> _PROBLEM TO WORK ON_:
Copy the data that follows exactly, and include none of its images.

=== Section Start ===

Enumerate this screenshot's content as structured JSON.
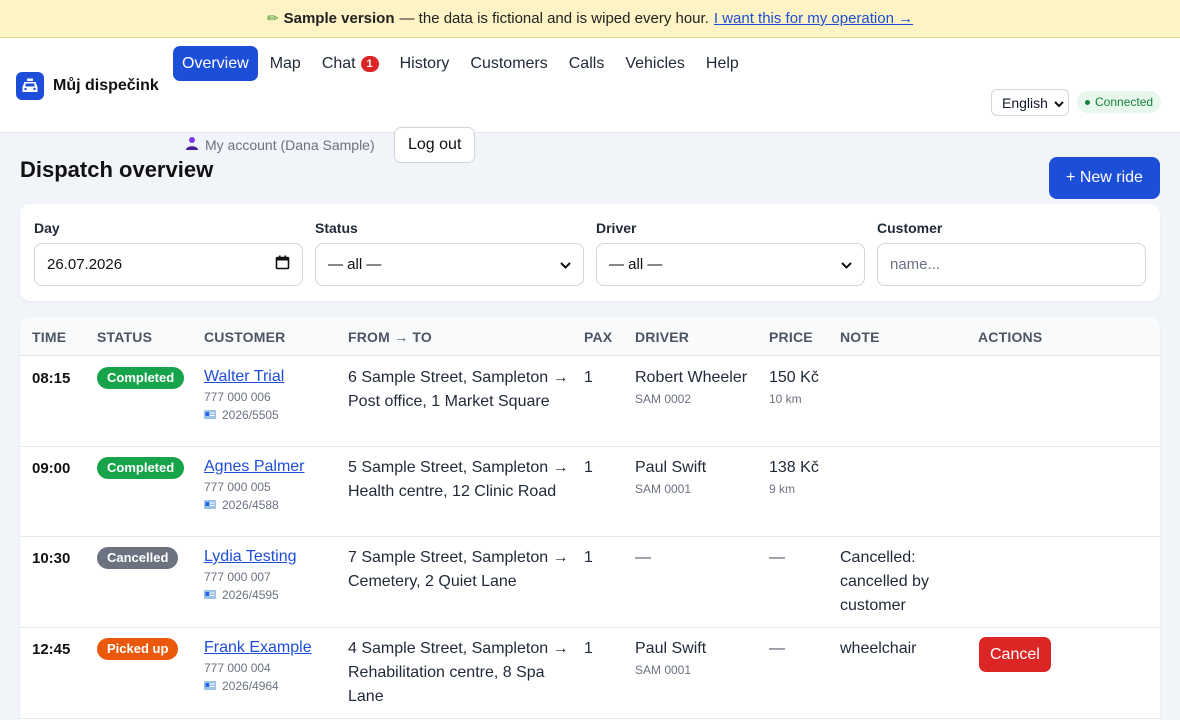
{
  "banner": {
    "label": "Sample version",
    "text": "— the data is fictional and is wiped every hour.",
    "link": "I want this for my operation →"
  },
  "brand": {
    "name": "Můj dispečink"
  },
  "nav": {
    "items": [
      "Overview",
      "Map",
      "Chat",
      "History",
      "Customers",
      "Calls",
      "Vehicles",
      "Help"
    ],
    "chat_badge": "1",
    "account": "My account (Dana Sample)",
    "logout": "Log out"
  },
  "header_right": {
    "language": "English",
    "connection": "Connected"
  },
  "page": {
    "title": "Dispatch overview",
    "new_ride": "+ New ride"
  },
  "filters": {
    "day_label": "Day",
    "day_value": "26.07.2026",
    "status_label": "Status",
    "status_value": "— all —",
    "driver_label": "Driver",
    "driver_value": "— all —",
    "customer_label": "Customer",
    "customer_placeholder": "name..."
  },
  "table": {
    "headers": [
      "TIME",
      "STATUS",
      "CUSTOMER",
      "FROM → TO",
      "PAX",
      "DRIVER",
      "PRICE",
      "NOTE",
      "ACTIONS"
    ],
    "rows": [
      {
        "time": "08:15",
        "status": "Completed",
        "customer": "Walter Trial",
        "phone": "777 000 006",
        "card": "2026/5505",
        "route": "6 Sample Street, Sampleton → Post office, 1 Market Square",
        "pax": "1",
        "driver": "Robert Wheeler",
        "vehicle": "SAM 0002",
        "price": "150 Kč",
        "distance": "10 km",
        "note": "",
        "action": ""
      },
      {
        "time": "09:00",
        "status": "Completed",
        "customer": "Agnes Palmer",
        "phone": "777 000 005",
        "card": "2026/4588",
        "route": "5 Sample Street, Sampleton → Health centre, 12 Clinic Road",
        "pax": "1",
        "driver": "Paul Swift",
        "vehicle": "SAM 0001",
        "price": "138 Kč",
        "distance": "9 km",
        "note": "",
        "action": ""
      },
      {
        "time": "10:30",
        "status": "Cancelled",
        "customer": "Lydia Testing",
        "phone": "777 000 007",
        "card": "2026/4595",
        "route": "7 Sample Street, Sampleton → Cemetery, 2 Quiet Lane",
        "pax": "1",
        "driver": "—",
        "vehicle": "",
        "price": "—",
        "distance": "",
        "note": "Cancelled: cancelled by customer",
        "action": ""
      },
      {
        "time": "12:45",
        "status": "Picked up",
        "customer": "Frank Example",
        "phone": "777 000 004",
        "card": "2026/4964",
        "route": "4 Sample Street, Sampleton → Rehabilitation centre, 8 Spa Lane",
        "pax": "1",
        "driver": "Paul Swift",
        "vehicle": "SAM 0001",
        "price": "—",
        "distance": "",
        "note": "wheelchair",
        "action": "Cancel"
      }
    ]
  },
  "colors": {
    "accent": "#1d4ed8",
    "completed": "#16a34a",
    "cancelled": "#6b7280",
    "picked_up": "#ea580c",
    "danger": "#dc2626",
    "banner_bg": "#fdf3c4"
  },
  "icons": {
    "brand": "taxi-icon",
    "banner": "pencil-icon",
    "account": "user-icon",
    "card": "id-card-icon",
    "calendar": "calendar-icon",
    "select": "chevron-down-icon"
  }
}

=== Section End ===

> _RESULT FOR THIS EXERCISE_:
Enumerate this screenshot's content as structured JSON.
{
  "banner": {
    "label": "Sample version",
    "text": "— the data is fictional and is wiped every hour.",
    "link": "I want this for my operation →"
  },
  "brand": {
    "name": "Můj dispečink"
  },
  "nav": {
    "items": [
      "Overview",
      "Map",
      "Chat",
      "History",
      "Customers",
      "Calls",
      "Vehicles",
      "Help"
    ],
    "chat_badge": "1",
    "account": "My account (Dana Sample)",
    "logout": "Log out"
  },
  "header_right": {
    "language": "English",
    "connection": "Connected"
  },
  "page": {
    "title": "Dispatch overview",
    "new_ride": "+ New ride"
  },
  "filters": {
    "day_label": "Day",
    "day_value": "26.07.2026",
    "status_label": "Status",
    "status_value": "— all —",
    "driver_label": "Driver",
    "driver_value": "— all —",
    "customer_label": "Customer",
    "customer_placeholder": "name..."
  },
  "table": {
    "headers": [
      "TIME",
      "STATUS",
      "CUSTOMER",
      "FROM → TO",
      "PAX",
      "DRIVER",
      "PRICE",
      "NOTE",
      "ACTIONS"
    ],
    "rows": [
      {
        "time": "08:15",
        "status": "Completed",
        "customer": "Walter Trial",
        "phone": "777 000 006",
        "card": "2026/5505",
        "route": "6 Sample Street, Sampleton → Post office, 1 Market Square",
        "pax": "1",
        "driver": "Robert Wheeler",
        "vehicle": "SAM 0002",
        "price": "150 Kč",
        "distance": "10 km",
        "note": "",
        "action": ""
      },
      {
        "time": "09:00",
        "status": "Completed",
        "customer": "Agnes Palmer",
        "phone": "777 000 005",
        "card": "2026/4588",
        "route": "5 Sample Street, Sampleton → Health centre, 12 Clinic Road",
        "pax": "1",
        "driver": "Paul Swift",
        "vehicle": "SAM 0001",
        "price": "138 Kč",
        "distance": "9 km",
        "note": "",
        "action": ""
      },
      {
        "time": "10:30",
        "status": "Cancelled",
        "customer": "Lydia Testing",
        "phone": "777 000 007",
        "card": "2026/4595",
        "route": "7 Sample Street, Sampleton → Cemetery, 2 Quiet Lane",
        "pax": "1",
        "driver": "—",
        "vehicle": "",
        "price": "—",
        "distance": "",
        "note": "Cancelled: cancelled by customer",
        "action": ""
      },
      {
        "time": "12:45",
        "status": "Picked up",
        "customer": "Frank Example",
        "phone": "777 000 004",
        "card": "2026/4964",
        "route": "4 Sample Street, Sampleton → Rehabilitation centre, 8 Spa Lane",
        "pax": "1",
        "driver": "Paul Swift",
        "vehicle": "SAM 0001",
        "price": "—",
        "distance": "",
        "note": "wheelchair",
        "action": "Cancel"
      }
    ]
  },
  "colors": {
    "accent": "#1d4ed8",
    "completed": "#16a34a",
    "cancelled": "#6b7280",
    "picked_up": "#ea580c",
    "danger": "#dc2626",
    "banner_bg": "#fdf3c4"
  },
  "icons": {
    "brand": "taxi-icon",
    "banner": "pencil-icon",
    "account": "user-icon",
    "card": "id-card-icon",
    "calendar": "calendar-icon",
    "select": "chevron-down-icon"
  }
}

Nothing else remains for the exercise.